§ TASK DETAILS
Would you print the whole listing again, exactly?

Start of INFORMATION PROVIDED

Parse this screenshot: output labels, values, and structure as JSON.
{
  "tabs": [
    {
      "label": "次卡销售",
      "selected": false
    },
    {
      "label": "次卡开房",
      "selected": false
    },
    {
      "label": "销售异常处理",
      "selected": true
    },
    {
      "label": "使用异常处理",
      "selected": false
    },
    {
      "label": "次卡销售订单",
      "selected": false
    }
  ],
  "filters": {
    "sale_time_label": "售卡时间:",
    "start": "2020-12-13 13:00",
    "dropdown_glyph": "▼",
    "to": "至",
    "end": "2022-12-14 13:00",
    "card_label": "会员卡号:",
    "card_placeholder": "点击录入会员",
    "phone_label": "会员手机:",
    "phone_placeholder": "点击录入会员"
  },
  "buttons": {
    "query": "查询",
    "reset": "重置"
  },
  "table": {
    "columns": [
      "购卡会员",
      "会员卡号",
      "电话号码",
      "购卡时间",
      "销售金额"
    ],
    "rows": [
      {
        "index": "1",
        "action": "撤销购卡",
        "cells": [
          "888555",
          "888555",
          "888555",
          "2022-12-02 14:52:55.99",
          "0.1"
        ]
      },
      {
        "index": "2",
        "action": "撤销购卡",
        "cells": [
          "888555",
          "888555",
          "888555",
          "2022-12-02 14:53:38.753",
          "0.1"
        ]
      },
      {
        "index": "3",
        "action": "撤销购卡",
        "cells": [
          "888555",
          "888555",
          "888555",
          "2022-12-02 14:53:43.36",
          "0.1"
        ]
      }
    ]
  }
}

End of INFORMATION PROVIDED

§ SOLUTION TO THIS EXERCISE
Parse this screenshot: output labels, values, and structure as JSON.
{
  "tabs": [
    {
      "label": "次卡销售",
      "selected": false
    },
    {
      "label": "次卡开房",
      "selected": false
    },
    {
      "label": "销售异常处理",
      "selected": true
    },
    {
      "label": "使用异常处理",
      "selected": false
    },
    {
      "label": "次卡销售订单",
      "selected": false
    }
  ],
  "filters": {
    "sale_time_label": "售卡时间:",
    "start": "2020-12-13 13:00",
    "dropdown_glyph": "▼",
    "to": "至",
    "end": "2022-12-14 13:00",
    "card_label": "会员卡号:",
    "card_placeholder": "点击录入会员",
    "phone_label": "会员手机:",
    "phone_placeholder": "点击录入会员"
  },
  "buttons": {
    "query": "查询",
    "reset": "重置"
  },
  "table": {
    "columns": [
      "购卡会员",
      "会员卡号",
      "电话号码",
      "购卡时间",
      "销售金额"
    ],
    "rows": [
      {
        "index": "1",
        "action": "撤销购卡",
        "cells": [
          "888555",
          "888555",
          "888555",
          "2022-12-02 14:52:55.99",
          "0.1"
        ]
      },
      {
        "index": "2",
        "action": "撤销购卡",
        "cells": [
          "888555",
          "888555",
          "888555",
          "2022-12-02 14:53:38.753",
          "0.1"
        ]
      },
      {
        "index": "3",
        "action": "撤销购卡",
        "cells": [
          "888555",
          "888555",
          "888555",
          "2022-12-02 14:53:43.36",
          "0.1"
        ]
      }
    ]
  }
}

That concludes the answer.